The stock of pay-TV provider Dish Network surged nearly 4% on Thursday, August 8, after chairman Charlie Ergen announced that he bought around half a million shares for $15.7 million.
Buybacks or even share purchases by top executives give stocks a bump. Usually, the company—or in this case, the chairman—knows a lot more about a company’s direction than a layperson. The DISH share purchases came as the company looks to transition into the wireless industry.
Dish could be in transition mode if the T-Mobile–Sprint Deal goes through
Dish is looking to acquire prepaid wireless brands and spectrum from T-Mobile (TMUS) and Sprint (S). Those acquisitions would happen only if their merger goes through, however. If the deal closes, Dish (DISH) will be allowed to lean on T-Mobile’s wireless network for many years and build its own infrastructure in the meantime.
The deal would also give Dish over 9 million of Sprint’s prepaid customers. It would also get the right to take over abandoned cell towers.
The pay-TV provider’s finances seem bleak
However, Dish’s finances are pretty bleak at the moment. At the end of the second quarter, Dish had around $13 billion in debt and only $2.7 billion in cash, equivalents, and marketable securities. On the other hand, it had $12.7 billion in long-term debt.
Dish said it can buy Sprint’s prepaid accounts with cash. However, it will need $10 billion to build its own infrastructure over the next several years.
The good news is that Sprint’s 9 million accounts would instantly start generating revenue for the company. The deal, however, is contingent on the merger of T-Mobile and Sprint. The merger hasn’t received a green light yet, and it has already stretched on for years.
Dish’s second-quarter earnings were poor
The news of Dish’s transition caused the stock to surge 73% in 2019 as of July 23. However, the stock fell 25% since then, mostly on the back of poor earnings results.
The company’s revenue fell for the eleventh consecutive quarter in Q2. It generated $3.21 billion in revenue, a 7.2% decline year-over-year.

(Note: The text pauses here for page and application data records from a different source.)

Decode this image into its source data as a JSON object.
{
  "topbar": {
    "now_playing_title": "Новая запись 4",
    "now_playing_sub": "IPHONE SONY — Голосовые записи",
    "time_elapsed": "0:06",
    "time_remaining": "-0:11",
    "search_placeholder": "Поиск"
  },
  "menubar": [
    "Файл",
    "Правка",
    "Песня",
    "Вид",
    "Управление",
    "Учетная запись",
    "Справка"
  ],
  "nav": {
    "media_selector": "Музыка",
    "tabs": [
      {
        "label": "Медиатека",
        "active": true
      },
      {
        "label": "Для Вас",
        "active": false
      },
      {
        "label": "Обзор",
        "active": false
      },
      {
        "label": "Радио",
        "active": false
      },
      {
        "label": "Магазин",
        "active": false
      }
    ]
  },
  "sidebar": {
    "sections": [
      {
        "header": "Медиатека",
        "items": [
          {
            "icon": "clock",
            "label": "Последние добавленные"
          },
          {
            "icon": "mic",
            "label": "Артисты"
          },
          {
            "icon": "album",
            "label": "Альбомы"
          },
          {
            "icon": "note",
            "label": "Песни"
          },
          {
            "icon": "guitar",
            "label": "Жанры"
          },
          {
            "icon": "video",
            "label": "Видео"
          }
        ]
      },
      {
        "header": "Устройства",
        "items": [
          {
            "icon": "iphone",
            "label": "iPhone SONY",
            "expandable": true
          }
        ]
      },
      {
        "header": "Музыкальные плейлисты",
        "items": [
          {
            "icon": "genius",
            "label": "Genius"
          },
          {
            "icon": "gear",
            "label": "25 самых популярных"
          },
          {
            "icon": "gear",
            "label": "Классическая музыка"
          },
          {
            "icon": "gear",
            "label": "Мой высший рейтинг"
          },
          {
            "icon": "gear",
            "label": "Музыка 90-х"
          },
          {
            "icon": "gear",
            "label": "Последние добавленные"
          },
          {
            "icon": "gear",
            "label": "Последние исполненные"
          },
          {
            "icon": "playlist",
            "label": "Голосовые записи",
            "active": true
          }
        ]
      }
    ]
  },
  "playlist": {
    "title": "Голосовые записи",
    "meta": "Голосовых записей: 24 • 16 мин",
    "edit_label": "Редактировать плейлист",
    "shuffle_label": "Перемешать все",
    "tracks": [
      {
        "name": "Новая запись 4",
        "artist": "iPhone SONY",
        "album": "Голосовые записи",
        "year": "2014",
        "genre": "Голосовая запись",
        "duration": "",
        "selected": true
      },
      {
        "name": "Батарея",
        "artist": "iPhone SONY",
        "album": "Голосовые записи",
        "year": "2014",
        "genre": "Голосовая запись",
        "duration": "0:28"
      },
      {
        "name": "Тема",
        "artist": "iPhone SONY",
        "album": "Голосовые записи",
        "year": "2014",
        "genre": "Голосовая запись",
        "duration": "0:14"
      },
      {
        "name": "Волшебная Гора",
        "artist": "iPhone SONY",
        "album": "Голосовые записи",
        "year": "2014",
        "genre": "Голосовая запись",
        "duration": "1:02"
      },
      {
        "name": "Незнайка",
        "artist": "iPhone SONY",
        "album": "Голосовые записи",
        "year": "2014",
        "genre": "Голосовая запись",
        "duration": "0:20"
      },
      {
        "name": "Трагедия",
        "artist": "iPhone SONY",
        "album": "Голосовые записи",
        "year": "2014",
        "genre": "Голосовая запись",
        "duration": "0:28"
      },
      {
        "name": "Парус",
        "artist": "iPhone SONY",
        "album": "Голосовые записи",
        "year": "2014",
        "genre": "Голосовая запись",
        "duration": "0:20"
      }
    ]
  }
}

The pay-TV provider posted adjusted earnings of $0.60 per share, down 27.7% year-over-year. And the company continues to lose pay-TV customers.